Element data from apps and pages
-- Opening Marker --
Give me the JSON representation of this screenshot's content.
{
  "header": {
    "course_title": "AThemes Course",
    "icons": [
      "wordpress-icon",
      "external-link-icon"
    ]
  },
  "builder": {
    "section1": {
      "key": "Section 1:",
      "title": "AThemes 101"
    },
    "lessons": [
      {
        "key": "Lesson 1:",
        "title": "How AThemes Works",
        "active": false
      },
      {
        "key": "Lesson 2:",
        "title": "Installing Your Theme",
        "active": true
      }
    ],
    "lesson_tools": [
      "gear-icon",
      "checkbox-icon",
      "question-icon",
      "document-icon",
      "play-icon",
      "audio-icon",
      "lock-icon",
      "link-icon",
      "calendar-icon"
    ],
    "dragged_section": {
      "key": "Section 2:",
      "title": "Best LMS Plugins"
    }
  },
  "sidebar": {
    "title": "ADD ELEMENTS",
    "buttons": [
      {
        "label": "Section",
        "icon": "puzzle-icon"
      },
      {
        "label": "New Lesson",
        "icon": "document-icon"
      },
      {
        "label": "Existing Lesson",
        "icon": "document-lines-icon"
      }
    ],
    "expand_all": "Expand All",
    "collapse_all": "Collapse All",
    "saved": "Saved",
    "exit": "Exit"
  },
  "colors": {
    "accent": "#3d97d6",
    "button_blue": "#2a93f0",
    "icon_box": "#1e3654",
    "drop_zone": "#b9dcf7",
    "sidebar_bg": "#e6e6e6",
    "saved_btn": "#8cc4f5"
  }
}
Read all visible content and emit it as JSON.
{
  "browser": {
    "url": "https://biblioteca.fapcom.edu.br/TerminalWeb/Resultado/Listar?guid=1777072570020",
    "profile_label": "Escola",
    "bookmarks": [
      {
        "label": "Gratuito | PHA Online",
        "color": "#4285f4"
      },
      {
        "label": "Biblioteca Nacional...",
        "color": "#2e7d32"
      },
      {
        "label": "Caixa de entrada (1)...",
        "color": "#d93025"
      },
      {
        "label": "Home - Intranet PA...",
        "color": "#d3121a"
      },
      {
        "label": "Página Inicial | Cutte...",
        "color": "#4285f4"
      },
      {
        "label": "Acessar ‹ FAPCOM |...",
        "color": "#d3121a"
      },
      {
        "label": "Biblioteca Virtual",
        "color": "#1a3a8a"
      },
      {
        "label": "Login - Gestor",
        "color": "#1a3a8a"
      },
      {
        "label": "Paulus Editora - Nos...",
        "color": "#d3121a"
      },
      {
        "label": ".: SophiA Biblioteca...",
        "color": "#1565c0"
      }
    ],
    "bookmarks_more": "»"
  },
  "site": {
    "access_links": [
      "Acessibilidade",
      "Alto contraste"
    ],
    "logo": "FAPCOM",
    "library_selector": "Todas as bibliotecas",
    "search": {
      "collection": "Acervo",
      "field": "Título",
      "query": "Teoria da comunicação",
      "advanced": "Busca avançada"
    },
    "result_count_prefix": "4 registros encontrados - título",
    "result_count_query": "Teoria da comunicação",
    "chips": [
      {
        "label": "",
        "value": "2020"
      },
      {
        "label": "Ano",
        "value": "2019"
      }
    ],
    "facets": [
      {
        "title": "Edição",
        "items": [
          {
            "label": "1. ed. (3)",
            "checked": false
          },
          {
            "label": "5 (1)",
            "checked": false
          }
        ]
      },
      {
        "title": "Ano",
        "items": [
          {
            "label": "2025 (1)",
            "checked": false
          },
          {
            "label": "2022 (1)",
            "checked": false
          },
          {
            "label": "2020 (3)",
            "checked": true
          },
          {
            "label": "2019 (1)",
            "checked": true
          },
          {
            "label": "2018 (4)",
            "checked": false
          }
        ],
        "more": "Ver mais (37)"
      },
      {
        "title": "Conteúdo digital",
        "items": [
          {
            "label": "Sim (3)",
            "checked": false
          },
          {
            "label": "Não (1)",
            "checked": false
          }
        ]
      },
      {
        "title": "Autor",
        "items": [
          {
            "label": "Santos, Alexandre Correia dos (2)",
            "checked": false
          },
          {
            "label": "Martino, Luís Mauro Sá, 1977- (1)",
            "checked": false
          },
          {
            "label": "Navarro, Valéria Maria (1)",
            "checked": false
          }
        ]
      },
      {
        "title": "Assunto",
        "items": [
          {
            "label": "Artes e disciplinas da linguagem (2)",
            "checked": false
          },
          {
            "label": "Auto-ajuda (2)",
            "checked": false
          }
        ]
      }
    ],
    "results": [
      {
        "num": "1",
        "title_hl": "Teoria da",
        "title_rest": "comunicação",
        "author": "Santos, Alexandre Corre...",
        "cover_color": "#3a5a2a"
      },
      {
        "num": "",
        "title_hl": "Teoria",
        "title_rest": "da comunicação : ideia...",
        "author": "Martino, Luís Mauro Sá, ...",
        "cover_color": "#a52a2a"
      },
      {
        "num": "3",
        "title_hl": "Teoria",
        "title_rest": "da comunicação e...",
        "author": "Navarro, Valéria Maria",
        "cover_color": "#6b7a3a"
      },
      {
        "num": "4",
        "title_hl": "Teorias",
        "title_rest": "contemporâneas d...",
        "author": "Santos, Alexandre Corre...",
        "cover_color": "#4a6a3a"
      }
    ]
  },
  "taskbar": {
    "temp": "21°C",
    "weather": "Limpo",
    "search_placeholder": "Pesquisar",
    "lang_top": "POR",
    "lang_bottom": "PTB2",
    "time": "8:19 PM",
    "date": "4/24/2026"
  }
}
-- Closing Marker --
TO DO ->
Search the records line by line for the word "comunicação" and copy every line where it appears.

RESPONSE AREA ->
      "query": "Teoria da comunicação",
    "result_count_query": "Teoria da comunicação",
        "title_rest": "comunicação",
        "title_rest": "da comunicação : ideia...",
        "title_rest": "da comunicação e...",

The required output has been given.